After Alan Brown published Haunted Places in the American South, readers were eager to share stories of the sites that they knew about – battlefields, sanitariums, inns, libraries and other places. His informants shared stories like that of a Southern belle who is said to roam the halls of her earthly home and a boy who died in a tragic accident who wanders around a Mississippi mansion. Brown includes more than 50 tales in this volume.
Shadows and Cypress: Southern Ghost Stories, by Alan Brown, $45, hardback, (List Price: $50). $18, paperback, (List Price: $20), University of Mississippi Press, (October 2000), ISBN: 9781578062713, pp. 232.
In this book, the folklorist and professor compiles ghost stories from a variety of ghoulish locales all across the Deep South. He presents the accounts just as he recorded them in his field research or as he found them in the archives of the Works Progress Administration oral histories recorded during the Depression, retaining the flavor and nuances of the original storyteller.
Other ghostly books:
Haunted Halls: Ghostlore of American College Campuses, by Elizabeth Tucker, $45, (List Price: $50), University of Mississippi Press, (September 2007), ISBN: 9781578069941, pp. 241.
One would think that college campuses, where scholars and skeptics would predominate, would be unlikely places for ghost stories to take root and flourish. Yet college campuses abound in such tales. In this interpretive study of college ghost lore, the author introduces the reader to a variety of characters: Mansfield University’s Sara, who threw herself down a flight of stairs after her boyfriend rejected her; Huntingdon College’s Red Lady, who slit her wrists while dressed in a red robe; Gettysburg College’s ghosts of soldiers from the famous Civil War battle and St. Mary-of-the-Woods College’s Faceless Nun.
The author is an associate professor of English at Binghamton University and author of Campus Legends: A Handbook. She has published widely in folklore journals.

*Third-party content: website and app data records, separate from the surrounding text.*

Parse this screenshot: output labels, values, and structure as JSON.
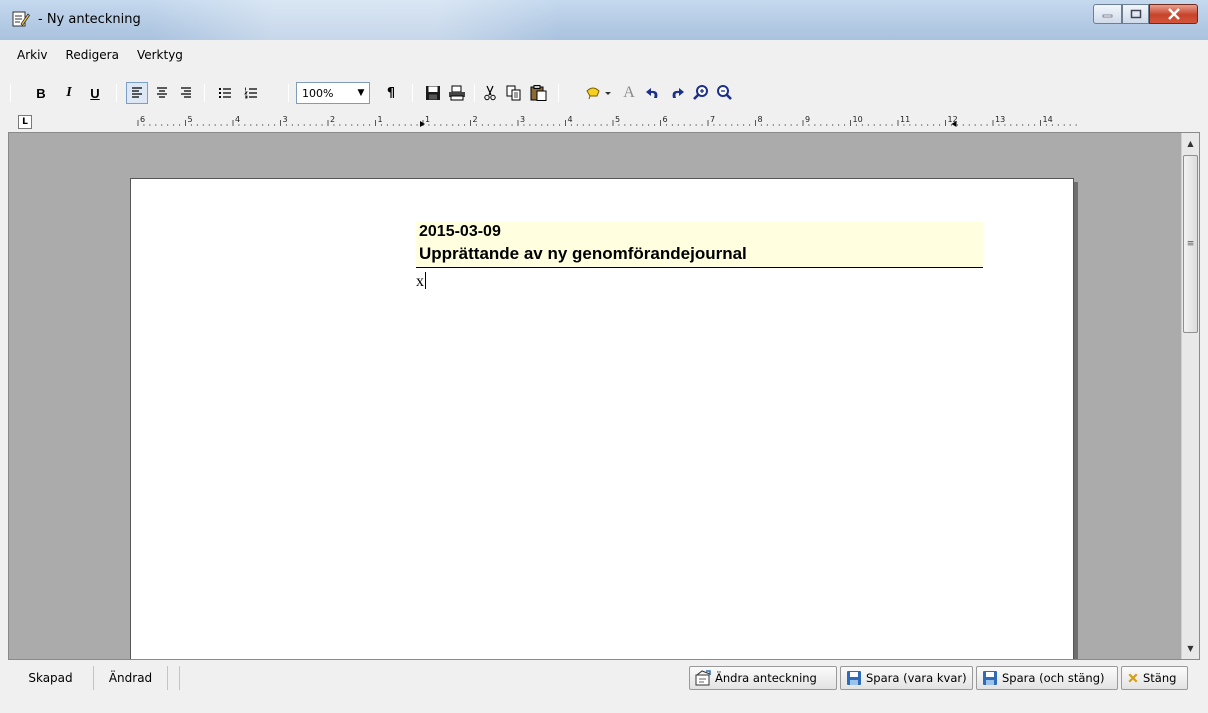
{
  "window": {
    "title": " - Ny anteckning",
    "icon": "note-edit-icon"
  },
  "menu": [
    "Arkiv",
    "Redigera",
    "Verktyg"
  ],
  "toolbar": {
    "bold_label": "B",
    "italic_label": "I",
    "underline_label": "U",
    "zoom_value": "100%",
    "pilcrow_label": "¶",
    "font_color_label": "A",
    "icons": [
      "bold-icon",
      "italic-icon",
      "underline-icon",
      "align-left-icon",
      "align-center-icon",
      "align-right-icon",
      "bullet-list-icon",
      "numbered-list-icon",
      "zoom-select",
      "paragraph-marks-icon",
      "save-icon",
      "print-icon",
      "cut-icon",
      "copy-icon",
      "paste-icon",
      "highlight-icon",
      "font-color-icon",
      "undo-icon",
      "redo-icon",
      "zoom-in-icon",
      "zoom-out-icon"
    ]
  },
  "ruler": {
    "tab_stop_label": "L",
    "left_labels": [
      "6",
      "5",
      "4",
      "3",
      "2",
      "1"
    ],
    "right_labels": [
      "1",
      "2",
      "3",
      "4",
      "5",
      "6",
      "7",
      "8",
      "9",
      "10",
      "11",
      "12",
      "13",
      "14"
    ]
  },
  "document": {
    "date": "2015-03-09",
    "title": "Upprättande av ny genomförandejournal",
    "body": "x"
  },
  "status": {
    "created_label": "Skapad",
    "changed_label": "Ändrad"
  },
  "actions": {
    "edit_label": "Ändra anteckning",
    "save_stay_label": "Spara (vara kvar)",
    "save_close_label": "Spara (och stäng)",
    "close_label": "Stäng"
  },
  "colors": {
    "header_highlight": "#ffffe0",
    "editor_background": "#ababab",
    "close_button": "#c7432b",
    "close_x": "#d4a017"
  }
}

In this book, she focuses on contemporary storytelling, particularly ghost tales that students swapped by email or instant messages, and she examines the social, psychological and cultural context of the accounts.
Aliens, Ghosts, and Cults: Legends We Live, by Bill Ellis, $36, (List Price: $40), University of Mississippi Press, (June 2001), ISBN: 9781578063253, pp. 312.
Bill Ellis explores how legends take on a life of their own and become a part of our lives. He examines old legends and contemporary ones such as those about deadly gang initiations, alien abductions and computer virus warnings. The author seeks answers to why we tell these stories, often believe them and take actions or precautions because of them.
Ellis has been an associate professor of English and American studies at Penn State University, Hazleton campus. His previous books include Raising the Devil: Satanism, New Religions, and the Media. He has been published in Psychology Today, Skeptical Inquirer, Journal of American Folklore, and Journal of Popular Literature.